-- Exercise description --
Could you please find each line in the records that contains the word "insomnia" and copy it?

(Stored items from a collection)
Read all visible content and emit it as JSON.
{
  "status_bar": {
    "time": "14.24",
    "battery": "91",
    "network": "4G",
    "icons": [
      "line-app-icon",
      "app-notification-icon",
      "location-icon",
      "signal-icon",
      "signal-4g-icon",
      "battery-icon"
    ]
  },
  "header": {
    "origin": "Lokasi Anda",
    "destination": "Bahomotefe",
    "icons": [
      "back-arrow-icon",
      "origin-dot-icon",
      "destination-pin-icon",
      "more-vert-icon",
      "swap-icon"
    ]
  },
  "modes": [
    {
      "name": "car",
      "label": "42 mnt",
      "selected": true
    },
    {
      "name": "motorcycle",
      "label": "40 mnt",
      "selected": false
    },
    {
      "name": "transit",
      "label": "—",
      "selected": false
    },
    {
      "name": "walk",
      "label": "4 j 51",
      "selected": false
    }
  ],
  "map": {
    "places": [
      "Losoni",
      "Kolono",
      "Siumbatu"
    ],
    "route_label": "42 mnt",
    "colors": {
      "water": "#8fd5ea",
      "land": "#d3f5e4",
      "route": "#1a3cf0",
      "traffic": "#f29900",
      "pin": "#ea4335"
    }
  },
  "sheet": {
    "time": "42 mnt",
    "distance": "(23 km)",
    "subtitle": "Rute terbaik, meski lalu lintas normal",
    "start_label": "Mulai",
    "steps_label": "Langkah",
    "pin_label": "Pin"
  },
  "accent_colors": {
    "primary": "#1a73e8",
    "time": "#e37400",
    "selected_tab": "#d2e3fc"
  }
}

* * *

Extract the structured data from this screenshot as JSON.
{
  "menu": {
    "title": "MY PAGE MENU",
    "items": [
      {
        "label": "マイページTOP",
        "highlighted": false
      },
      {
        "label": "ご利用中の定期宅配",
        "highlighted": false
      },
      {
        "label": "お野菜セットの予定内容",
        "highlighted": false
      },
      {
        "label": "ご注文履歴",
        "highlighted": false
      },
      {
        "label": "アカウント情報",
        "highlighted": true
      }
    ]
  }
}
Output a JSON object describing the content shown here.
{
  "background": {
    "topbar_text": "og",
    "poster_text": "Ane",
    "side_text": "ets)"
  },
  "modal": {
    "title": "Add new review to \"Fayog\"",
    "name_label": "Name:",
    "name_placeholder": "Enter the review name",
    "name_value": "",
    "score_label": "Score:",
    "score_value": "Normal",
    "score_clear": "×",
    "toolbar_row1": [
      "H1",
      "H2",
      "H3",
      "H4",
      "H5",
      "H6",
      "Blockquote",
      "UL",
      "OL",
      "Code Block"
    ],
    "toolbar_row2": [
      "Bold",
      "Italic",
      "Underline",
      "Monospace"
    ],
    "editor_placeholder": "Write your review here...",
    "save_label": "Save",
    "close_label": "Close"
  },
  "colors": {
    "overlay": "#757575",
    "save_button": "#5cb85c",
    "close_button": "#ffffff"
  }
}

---

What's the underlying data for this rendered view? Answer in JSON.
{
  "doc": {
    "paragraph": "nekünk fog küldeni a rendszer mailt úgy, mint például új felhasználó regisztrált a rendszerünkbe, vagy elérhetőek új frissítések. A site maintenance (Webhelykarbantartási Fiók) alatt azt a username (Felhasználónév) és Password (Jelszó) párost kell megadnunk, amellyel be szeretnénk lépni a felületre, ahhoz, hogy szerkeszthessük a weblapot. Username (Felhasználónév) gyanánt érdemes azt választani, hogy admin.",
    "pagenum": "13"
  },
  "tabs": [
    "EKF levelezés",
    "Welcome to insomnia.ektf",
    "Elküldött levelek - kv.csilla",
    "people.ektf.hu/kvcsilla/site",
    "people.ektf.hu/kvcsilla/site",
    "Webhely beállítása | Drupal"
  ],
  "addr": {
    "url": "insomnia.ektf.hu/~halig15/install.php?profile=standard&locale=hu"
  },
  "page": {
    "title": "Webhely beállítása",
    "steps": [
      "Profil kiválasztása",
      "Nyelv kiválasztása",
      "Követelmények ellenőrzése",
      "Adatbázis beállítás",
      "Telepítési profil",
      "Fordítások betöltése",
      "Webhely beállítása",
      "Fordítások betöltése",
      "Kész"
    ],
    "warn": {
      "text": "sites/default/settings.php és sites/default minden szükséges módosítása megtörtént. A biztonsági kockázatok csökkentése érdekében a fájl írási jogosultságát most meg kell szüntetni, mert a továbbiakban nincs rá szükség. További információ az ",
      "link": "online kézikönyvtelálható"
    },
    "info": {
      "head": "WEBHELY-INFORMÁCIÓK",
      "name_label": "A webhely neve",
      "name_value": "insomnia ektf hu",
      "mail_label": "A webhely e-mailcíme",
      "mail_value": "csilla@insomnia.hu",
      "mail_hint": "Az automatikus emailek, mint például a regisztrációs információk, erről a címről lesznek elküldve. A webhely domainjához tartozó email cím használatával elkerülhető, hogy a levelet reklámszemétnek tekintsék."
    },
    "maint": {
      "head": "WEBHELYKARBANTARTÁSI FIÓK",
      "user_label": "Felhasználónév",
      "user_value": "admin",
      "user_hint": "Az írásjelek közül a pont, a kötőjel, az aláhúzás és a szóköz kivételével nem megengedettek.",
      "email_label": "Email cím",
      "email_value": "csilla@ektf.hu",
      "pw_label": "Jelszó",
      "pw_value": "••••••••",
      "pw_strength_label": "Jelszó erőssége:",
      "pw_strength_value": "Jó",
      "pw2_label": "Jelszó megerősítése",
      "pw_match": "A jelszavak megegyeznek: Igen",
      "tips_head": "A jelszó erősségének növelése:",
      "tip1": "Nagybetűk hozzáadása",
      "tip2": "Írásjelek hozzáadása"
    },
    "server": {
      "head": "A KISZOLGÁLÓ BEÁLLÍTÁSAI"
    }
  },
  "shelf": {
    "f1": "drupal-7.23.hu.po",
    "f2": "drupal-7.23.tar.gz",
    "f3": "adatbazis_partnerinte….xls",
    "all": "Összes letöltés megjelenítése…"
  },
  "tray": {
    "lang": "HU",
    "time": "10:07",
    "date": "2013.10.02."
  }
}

-- The completed task --
    "Welcome to insomnia.ektf",
    "url": "insomnia.ektf.hu/~halig15/install.php?profile=standard&locale=hu"
      "name_value": "insomnia ektf hu",
      "mail_value": "csilla@insomnia.hu",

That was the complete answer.